__SUPPLIED INFORMATION__

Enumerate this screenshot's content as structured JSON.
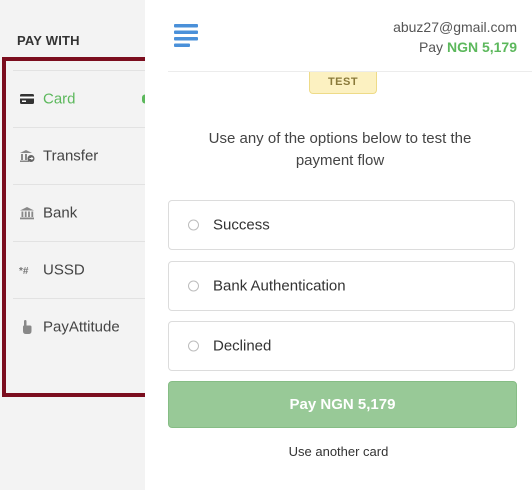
{
  "sidebar": {
    "heading": "PAY WITH",
    "items": [
      {
        "label": "Card",
        "icon": "card-icon",
        "active": true
      },
      {
        "label": "Transfer",
        "icon": "bank-transfer-icon",
        "active": false
      },
      {
        "label": "Bank",
        "icon": "bank-icon",
        "active": false
      },
      {
        "label": "USSD",
        "icon": "ussd-icon",
        "active": false
      },
      {
        "label": "PayAttitude",
        "icon": "hand-pointer-icon",
        "active": false
      }
    ]
  },
  "header": {
    "email": "abuz27@gmail.com",
    "pay_prefix": "Pay",
    "pay_amount": "NGN 5,179"
  },
  "badge": "TEST",
  "instructions": "Use any of the options below to test the payment flow",
  "options": [
    {
      "label": "Success"
    },
    {
      "label": "Bank Authentication"
    },
    {
      "label": "Declined"
    }
  ],
  "pay_button": "Pay NGN 5,179",
  "another_card": "Use another card",
  "colors": {
    "accent_green": "#5cb85c",
    "button_green": "#98c997",
    "highlight_border": "#7b0d1e",
    "sidebar_bg": "#f3f3f3",
    "logo_blue": "#4a90d9"
  }
}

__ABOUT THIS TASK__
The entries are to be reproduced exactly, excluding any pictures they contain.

__OUTPUT__
Enumerate this screenshot's content as structured JSON.
{
  "sidebar": {
    "heading": "PAY WITH",
    "items": [
      {
        "label": "Card",
        "icon": "card-icon",
        "active": true
      },
      {
        "label": "Transfer",
        "icon": "bank-transfer-icon",
        "active": false
      },
      {
        "label": "Bank",
        "icon": "bank-icon",
        "active": false
      },
      {
        "label": "USSD",
        "icon": "ussd-icon",
        "active": false
      },
      {
        "label": "PayAttitude",
        "icon": "hand-pointer-icon",
        "active": false
      }
    ]
  },
  "header": {
    "email": "abuz27@gmail.com",
    "pay_prefix": "Pay",
    "pay_amount": "NGN 5,179"
  },
  "badge": "TEST",
  "instructions": "Use any of the options below to test the payment flow",
  "options": [
    {
      "label": "Success"
    },
    {
      "label": "Bank Authentication"
    },
    {
      "label": "Declined"
    }
  ],
  "pay_button": "Pay NGN 5,179",
  "another_card": "Use another card",
  "colors": {
    "accent_green": "#5cb85c",
    "button_green": "#98c997",
    "highlight_border": "#7b0d1e",
    "sidebar_bg": "#f3f3f3",
    "logo_blue": "#4a90d9"
  }
}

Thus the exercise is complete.